You see through my bad, you know I have my moods
When I’m super low you pull me higher
(Baby, be my guru)
We’re miles apart, but not at heart, my guru
And even if I’m slow she’s patient with the pace I grow
(Oh you know she is)
And when I am alone she’s with me every place I go
The relationship also seems to be based upon the singer’s adoration of his girlfriend, who he refers to her as his “guru.” Despite their differences, she seems to be his sole source of support, “pull[ing] [him] higher” and helping him through his bad phases. He refers to her as one would refer to a mentor, speaking of her patience while she watches him slowly grow – like a professional or spiritual mentor would watch his or her apprentice slowly grow professionally or develop spiritually. It is evident to the listener that the singer has put his loved one on a pedestal. And that is where, essentially, the conflict resides.

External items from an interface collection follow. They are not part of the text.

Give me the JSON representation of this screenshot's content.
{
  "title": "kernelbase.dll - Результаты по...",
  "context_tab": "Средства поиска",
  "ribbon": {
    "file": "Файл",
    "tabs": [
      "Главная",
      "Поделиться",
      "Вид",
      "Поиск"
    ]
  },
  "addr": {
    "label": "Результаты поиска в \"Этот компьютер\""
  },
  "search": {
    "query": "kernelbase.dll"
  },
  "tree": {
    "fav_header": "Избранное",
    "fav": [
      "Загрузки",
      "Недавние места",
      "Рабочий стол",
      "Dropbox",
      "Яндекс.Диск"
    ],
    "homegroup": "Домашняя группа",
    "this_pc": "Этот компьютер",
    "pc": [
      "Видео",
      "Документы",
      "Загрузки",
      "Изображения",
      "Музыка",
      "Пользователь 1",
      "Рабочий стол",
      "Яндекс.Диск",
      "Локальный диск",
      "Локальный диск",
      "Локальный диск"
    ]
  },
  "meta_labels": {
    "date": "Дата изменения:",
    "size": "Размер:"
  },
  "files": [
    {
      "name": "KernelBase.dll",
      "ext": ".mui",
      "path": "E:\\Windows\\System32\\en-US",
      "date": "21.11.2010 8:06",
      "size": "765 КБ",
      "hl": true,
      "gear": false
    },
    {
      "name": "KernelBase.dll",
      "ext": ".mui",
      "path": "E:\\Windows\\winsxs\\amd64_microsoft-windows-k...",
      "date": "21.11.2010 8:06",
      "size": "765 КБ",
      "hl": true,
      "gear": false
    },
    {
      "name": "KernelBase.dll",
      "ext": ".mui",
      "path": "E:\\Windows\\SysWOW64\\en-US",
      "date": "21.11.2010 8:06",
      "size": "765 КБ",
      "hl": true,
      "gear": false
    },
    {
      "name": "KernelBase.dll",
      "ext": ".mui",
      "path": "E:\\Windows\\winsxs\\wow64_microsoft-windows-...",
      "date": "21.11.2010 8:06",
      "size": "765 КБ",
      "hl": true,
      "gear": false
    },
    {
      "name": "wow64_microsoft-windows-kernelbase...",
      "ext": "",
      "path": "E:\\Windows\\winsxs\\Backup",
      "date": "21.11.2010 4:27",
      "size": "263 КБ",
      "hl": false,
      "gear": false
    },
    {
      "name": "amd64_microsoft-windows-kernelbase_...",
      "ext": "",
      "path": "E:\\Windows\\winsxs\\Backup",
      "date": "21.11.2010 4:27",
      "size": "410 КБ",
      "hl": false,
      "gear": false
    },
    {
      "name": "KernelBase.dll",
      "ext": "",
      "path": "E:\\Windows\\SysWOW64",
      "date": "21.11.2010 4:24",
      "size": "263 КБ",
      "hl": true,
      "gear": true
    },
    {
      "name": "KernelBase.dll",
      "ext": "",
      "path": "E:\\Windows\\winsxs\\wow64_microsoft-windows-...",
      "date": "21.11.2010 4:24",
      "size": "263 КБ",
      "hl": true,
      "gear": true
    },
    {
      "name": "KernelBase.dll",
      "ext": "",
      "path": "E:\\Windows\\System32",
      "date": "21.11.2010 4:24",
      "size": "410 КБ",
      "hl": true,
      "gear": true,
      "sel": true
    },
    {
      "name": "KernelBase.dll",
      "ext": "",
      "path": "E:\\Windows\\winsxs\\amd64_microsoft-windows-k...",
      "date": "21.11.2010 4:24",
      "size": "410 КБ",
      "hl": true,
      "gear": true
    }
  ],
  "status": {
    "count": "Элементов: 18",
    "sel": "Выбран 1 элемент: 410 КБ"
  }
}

Got some scruff goin’, gotta shave it
Get my diet up, no more eating bacon
Get a bathe in, bet it’d feel amazin’
Climb up from the cave I created in my basement

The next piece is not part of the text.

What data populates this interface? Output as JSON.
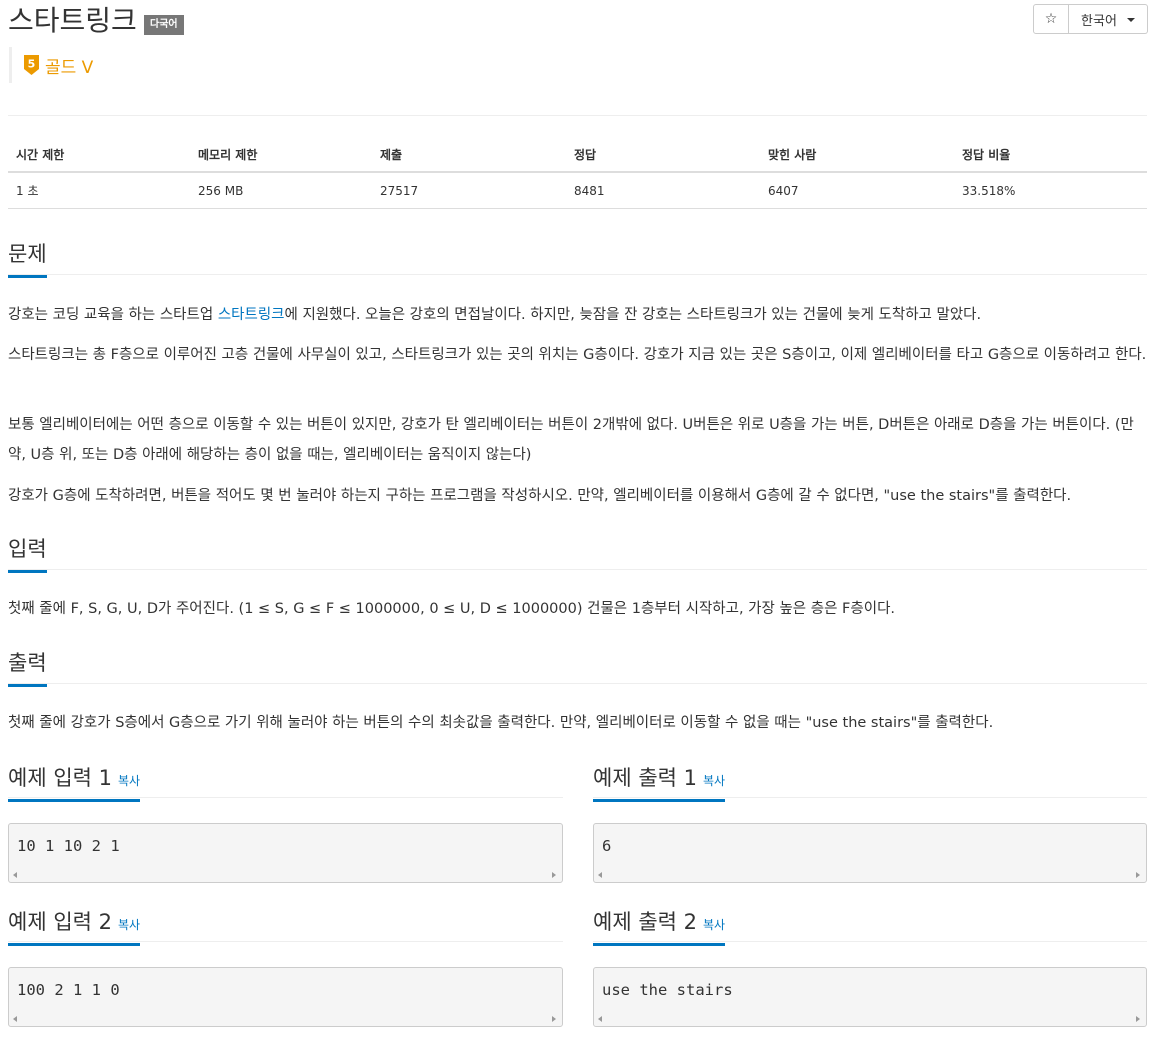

Good vibrations swirlin’ ’round me
So why does changing hurt so badly
Watch: “Guru” – Coast Modern
The singer’s idolization of his girlfriend is such that it leads him to want to become her, changing the way he looks and what he does. Since he is going to see her soon, he has to look good (shaving his scruff and “get[ting] a bathe in”), eat healthily (“no more eating bacon”) and essentially give up all of his habits. However, who he wants to become is so disparate from who he is, that he is faced with a dilemma: does he change for the one he loves, or does he stay as the same and risk living this inert life forever? The song is centred around this debate, since even though “good vibrations” surround the singer when he starts to change, “changing hurt[s],” and he finds himself at a fork in the road.
The song’s melody also reflects the singer’s dilemma and indecision: it mixes different genres, hinting at psych pop, hip pop, and reggae, to name a few, just like the singer presents various facets of himself. The song’s overarching genre is hard to put a finger on, just like it is difficult to determine who the singer will become after he has made his decision. One thing is certain, though: “Guru” is an addictive track that is terribly reflective of the atmosphere of summer – light-headed and carefree, but at the same time introspective and thought-provoking.

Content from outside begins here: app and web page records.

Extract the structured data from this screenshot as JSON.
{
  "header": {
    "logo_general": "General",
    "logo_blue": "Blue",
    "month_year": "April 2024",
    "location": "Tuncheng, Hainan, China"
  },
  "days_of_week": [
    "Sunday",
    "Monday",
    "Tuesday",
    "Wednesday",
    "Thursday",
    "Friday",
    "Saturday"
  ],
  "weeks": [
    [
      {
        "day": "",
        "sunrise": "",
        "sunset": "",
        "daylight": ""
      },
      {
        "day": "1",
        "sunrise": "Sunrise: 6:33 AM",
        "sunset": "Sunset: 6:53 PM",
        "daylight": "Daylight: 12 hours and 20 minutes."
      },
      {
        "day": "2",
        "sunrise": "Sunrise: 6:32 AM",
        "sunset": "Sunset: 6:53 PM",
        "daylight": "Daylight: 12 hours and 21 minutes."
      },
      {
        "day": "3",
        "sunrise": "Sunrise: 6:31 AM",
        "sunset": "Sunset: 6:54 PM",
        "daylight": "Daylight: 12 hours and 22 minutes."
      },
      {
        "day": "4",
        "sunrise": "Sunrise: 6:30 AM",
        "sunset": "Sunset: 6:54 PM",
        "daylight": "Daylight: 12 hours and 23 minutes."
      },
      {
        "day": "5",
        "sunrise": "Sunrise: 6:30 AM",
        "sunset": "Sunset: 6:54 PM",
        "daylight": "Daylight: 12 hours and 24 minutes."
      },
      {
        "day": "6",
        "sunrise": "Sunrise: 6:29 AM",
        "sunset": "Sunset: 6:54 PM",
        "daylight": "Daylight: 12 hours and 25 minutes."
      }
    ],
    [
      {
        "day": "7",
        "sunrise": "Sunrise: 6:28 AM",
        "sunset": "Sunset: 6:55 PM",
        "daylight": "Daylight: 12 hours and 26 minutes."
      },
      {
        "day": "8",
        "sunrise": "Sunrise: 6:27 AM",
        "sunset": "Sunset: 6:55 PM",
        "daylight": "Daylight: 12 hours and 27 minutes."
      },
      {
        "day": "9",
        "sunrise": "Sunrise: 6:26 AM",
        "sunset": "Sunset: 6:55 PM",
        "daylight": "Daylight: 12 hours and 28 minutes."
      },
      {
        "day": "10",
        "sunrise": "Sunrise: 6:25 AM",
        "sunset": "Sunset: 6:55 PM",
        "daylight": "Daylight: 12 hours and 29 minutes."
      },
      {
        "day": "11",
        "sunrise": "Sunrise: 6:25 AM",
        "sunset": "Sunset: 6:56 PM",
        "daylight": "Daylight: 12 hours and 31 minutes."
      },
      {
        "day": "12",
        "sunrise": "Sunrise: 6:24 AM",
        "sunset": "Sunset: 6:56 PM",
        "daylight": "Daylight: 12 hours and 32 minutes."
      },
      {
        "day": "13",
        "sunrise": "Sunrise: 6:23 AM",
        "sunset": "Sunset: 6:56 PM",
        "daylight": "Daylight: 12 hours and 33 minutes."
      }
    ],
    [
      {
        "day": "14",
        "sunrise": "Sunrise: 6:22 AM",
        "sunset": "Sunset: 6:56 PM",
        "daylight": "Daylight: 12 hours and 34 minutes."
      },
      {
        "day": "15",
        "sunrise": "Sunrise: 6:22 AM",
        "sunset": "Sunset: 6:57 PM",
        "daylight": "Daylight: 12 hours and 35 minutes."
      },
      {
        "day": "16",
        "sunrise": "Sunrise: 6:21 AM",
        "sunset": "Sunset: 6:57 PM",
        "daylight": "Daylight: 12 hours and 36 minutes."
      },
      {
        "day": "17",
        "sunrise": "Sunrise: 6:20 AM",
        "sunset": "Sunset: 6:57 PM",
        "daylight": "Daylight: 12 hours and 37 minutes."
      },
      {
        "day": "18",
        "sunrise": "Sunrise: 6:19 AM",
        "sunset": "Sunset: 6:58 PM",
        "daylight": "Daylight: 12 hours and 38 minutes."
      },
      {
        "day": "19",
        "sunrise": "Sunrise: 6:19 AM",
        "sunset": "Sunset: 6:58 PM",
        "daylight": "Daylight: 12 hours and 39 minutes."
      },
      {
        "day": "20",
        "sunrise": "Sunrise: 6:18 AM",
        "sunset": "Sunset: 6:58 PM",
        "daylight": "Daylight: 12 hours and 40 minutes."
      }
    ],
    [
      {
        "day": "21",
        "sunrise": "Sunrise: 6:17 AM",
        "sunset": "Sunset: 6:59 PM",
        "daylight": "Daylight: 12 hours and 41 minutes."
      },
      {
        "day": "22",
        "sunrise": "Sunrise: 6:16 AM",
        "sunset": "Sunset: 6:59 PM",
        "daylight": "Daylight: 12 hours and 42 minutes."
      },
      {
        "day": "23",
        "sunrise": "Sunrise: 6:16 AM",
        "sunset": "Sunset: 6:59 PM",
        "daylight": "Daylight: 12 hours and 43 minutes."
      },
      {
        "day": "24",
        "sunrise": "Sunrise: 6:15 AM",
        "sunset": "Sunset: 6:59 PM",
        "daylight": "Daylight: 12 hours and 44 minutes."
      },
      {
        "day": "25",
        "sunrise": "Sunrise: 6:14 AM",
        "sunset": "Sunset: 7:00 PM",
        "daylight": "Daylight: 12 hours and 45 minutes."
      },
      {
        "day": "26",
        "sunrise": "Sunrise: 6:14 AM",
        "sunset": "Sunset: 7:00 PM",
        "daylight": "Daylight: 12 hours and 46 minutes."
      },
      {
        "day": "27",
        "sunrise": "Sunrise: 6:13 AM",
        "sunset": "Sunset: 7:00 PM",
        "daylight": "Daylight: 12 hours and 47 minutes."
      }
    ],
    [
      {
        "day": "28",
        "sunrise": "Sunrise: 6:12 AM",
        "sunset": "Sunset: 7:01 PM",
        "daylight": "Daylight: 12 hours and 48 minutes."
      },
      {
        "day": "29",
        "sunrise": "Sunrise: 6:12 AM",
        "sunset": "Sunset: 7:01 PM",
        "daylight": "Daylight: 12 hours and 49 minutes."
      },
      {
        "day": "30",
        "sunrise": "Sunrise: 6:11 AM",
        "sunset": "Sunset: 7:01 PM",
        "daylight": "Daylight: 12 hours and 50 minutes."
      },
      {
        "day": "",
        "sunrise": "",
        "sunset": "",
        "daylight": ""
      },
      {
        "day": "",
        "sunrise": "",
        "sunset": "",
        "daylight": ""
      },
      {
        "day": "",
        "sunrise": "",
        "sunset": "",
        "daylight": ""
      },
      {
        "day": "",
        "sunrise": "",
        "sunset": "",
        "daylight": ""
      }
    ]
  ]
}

Coast Modern, keeping true to their name, deliver a song which perfectly reflects its California heritage while also perpetuating a growing and current trend of lacking one unique, defining genre. Coast Modern’s Twitter page describes them as “America’s Newest Band” – and if “Guru” is any indication of what is to come, it is most definitely right.